# TASK BRIEF:
Restate word for word all of the lines below, with each image left out.

Records from a data source
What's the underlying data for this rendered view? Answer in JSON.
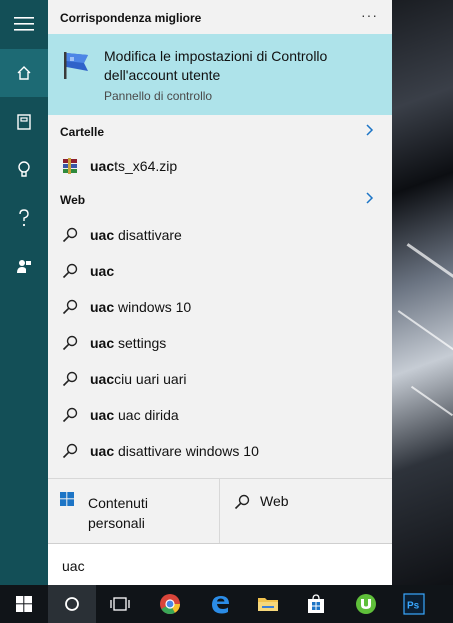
{
  "sidebar": {
    "items": [
      {
        "name": "hamburger-menu-icon"
      },
      {
        "name": "home-icon"
      },
      {
        "name": "notebook-icon"
      },
      {
        "name": "lightbulb-icon"
      },
      {
        "name": "help-icon"
      },
      {
        "name": "feedback-icon"
      }
    ]
  },
  "best_match": {
    "header": "Corrispondenza migliore",
    "more": "···",
    "title": "Modifica le impostazioni di Controllo dell'account utente",
    "subtitle": "Pannello di controllo"
  },
  "folders": {
    "header": "Cartelle",
    "items": [
      {
        "bold": "uac",
        "rest": "ts_x64.zip"
      }
    ]
  },
  "web": {
    "header": "Web",
    "items": [
      {
        "bold": "uac",
        "rest": " disattivare"
      },
      {
        "bold": "uac",
        "rest": ""
      },
      {
        "bold": "uac",
        "rest": " windows 10"
      },
      {
        "bold": "uac",
        "rest": " settings"
      },
      {
        "bold": "uac",
        "rest": "ciu uari uari"
      },
      {
        "bold": "uac",
        "rest": " uac dirida"
      },
      {
        "bold": "uac",
        "rest": " disattivare windows 10"
      }
    ]
  },
  "filters": {
    "personal": "Contenuti\npersonali",
    "web": "Web"
  },
  "search": {
    "value": "uac"
  },
  "colors": {
    "sidebar": "#134f57",
    "highlight": "#aee3ea",
    "accent": "#1d75c6"
  }
}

# COMPLETED TASK:
What's the underlying data for this rendered view? Answer in JSON.
{
  "sidebar": {
    "items": [
      {
        "name": "hamburger-menu-icon"
      },
      {
        "name": "home-icon"
      },
      {
        "name": "notebook-icon"
      },
      {
        "name": "lightbulb-icon"
      },
      {
        "name": "help-icon"
      },
      {
        "name": "feedback-icon"
      }
    ]
  },
  "best_match": {
    "header": "Corrispondenza migliore",
    "more": "···",
    "title": "Modifica le impostazioni di Controllo dell'account utente",
    "subtitle": "Pannello di controllo"
  },
  "folders": {
    "header": "Cartelle",
    "items": [
      {
        "bold": "uac",
        "rest": "ts_x64.zip"
      }
    ]
  },
  "web": {
    "header": "Web",
    "items": [
      {
        "bold": "uac",
        "rest": " disattivare"
      },
      {
        "bold": "uac",
        "rest": ""
      },
      {
        "bold": "uac",
        "rest": " windows 10"
      },
      {
        "bold": "uac",
        "rest": " settings"
      },
      {
        "bold": "uac",
        "rest": "ciu uari uari"
      },
      {
        "bold": "uac",
        "rest": " uac dirida"
      },
      {
        "bold": "uac",
        "rest": " disattivare windows 10"
      }
    ]
  },
  "filters": {
    "personal": "Contenuti\npersonali",
    "web": "Web"
  },
  "search": {
    "value": "uac"
  },
  "colors": {
    "sidebar": "#134f57",
    "highlight": "#aee3ea",
    "accent": "#1d75c6"
  }
}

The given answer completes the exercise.